Craftsmen hired by Gupta king Chandragupta’s officials are lost in the mists of history, but when Pune-based realtors Orange County wanted a prototype of that fabled pillar, it sought out Jharkhand’s Birajia tribesmen from Gumla district, Bishunpur block.
The Pune-based realtors have asked the Birajias to produce 100kg of rust-resistant iron using traditional smelting methods. Vikas Bharti Bishunpur, an NGO, is overseeing the project.
Birajias are one of the eight primitive tribe groups in Jharkhand. Metallurgists will perhaps be stunned to know that members of this tribe — an offshoot of the Asur clan — can produce iron with very low percentage of carbon.
Many anthropology books, including that of well-known ethnographer S.C. Roy, talk of the Asurs’ pioneering iron smelting methods.
“A few months ago, we had a meeting Orange County executives who asked us to produce iron using traditional tribal smelting methods for their Delhi iron pillar prototype that they want to install in one of their buildings in Pune. We have started the job,” said Pankaj Singh, an NGO functionary who also happens to be a metallurgical engineer.
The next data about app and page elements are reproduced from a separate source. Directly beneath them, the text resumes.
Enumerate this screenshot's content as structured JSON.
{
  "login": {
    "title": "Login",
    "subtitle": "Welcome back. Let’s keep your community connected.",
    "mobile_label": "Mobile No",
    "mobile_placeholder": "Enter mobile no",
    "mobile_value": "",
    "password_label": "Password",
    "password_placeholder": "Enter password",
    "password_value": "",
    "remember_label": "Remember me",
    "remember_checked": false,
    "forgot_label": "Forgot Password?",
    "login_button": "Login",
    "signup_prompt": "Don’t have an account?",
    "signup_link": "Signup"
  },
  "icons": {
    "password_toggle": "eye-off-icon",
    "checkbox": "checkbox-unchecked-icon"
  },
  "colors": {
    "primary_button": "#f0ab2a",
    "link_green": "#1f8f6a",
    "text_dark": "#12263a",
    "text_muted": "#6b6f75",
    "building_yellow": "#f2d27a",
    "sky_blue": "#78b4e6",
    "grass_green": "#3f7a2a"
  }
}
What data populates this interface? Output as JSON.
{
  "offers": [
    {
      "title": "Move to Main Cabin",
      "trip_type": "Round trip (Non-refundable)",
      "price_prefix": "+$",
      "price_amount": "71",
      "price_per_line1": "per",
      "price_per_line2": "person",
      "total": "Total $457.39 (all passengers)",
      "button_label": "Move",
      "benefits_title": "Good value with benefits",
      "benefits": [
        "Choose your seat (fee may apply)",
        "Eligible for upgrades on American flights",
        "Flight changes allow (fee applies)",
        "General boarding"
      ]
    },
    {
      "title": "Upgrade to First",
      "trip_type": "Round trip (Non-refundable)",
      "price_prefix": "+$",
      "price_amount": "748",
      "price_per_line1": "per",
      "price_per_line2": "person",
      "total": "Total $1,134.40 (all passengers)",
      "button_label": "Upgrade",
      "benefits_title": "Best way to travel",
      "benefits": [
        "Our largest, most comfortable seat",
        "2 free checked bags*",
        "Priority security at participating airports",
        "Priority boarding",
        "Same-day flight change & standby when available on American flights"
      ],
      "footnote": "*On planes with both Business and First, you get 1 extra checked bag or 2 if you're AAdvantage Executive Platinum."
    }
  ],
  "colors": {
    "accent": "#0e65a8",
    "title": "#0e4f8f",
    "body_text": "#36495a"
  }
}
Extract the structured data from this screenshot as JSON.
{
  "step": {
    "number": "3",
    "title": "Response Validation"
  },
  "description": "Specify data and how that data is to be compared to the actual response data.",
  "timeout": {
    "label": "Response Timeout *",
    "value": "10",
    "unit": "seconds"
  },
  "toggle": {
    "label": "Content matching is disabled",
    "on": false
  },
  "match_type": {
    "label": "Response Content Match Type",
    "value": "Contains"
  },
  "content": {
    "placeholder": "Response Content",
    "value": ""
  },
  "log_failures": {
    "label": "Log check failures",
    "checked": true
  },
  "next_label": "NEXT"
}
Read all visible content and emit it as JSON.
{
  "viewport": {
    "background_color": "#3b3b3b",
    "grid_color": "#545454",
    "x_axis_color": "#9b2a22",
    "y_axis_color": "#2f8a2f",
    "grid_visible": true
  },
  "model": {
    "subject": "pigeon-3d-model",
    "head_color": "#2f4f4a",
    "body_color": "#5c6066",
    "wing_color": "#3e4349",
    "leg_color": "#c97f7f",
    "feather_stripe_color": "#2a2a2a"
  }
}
Six Birajia men from Harup village near Netarhat are smelting the iron. They are the only ones who picked up the skill from a village elder, now dead.
Singh recalled an interesting anecdote. “Nagu Birajia, who excelled in smelting iron in a way that significantly reduced carbon content, single-handedly kept this traditional skill alive in his village. Luckily for us, these six men, Sudhram, Dasrath, Ramdhan, Bifeya, Rambrit and Sohrai, who are his descendants, chose to learn the skill from him before he died in 2008 at the ripe old age of 103,” Singh said.
The prototype of the Delhi iron pillar will be one-tenth the size of the original. But even this will require about 100kg of iron.
The tribesmen can distinguish between the three varieties of iron ore found in Gumla region.
“The tribals call them pola, bichi and gota, what we know as magnetite, haematite and laterite,” said Nitish Priyadarshi, a city-based geologist, who has worked with tribals closely.
Metallurgist Singh of the NGO said the Birajia ironsmiths had chosen haematite ore for the Pune project. “They know their job well,” he said.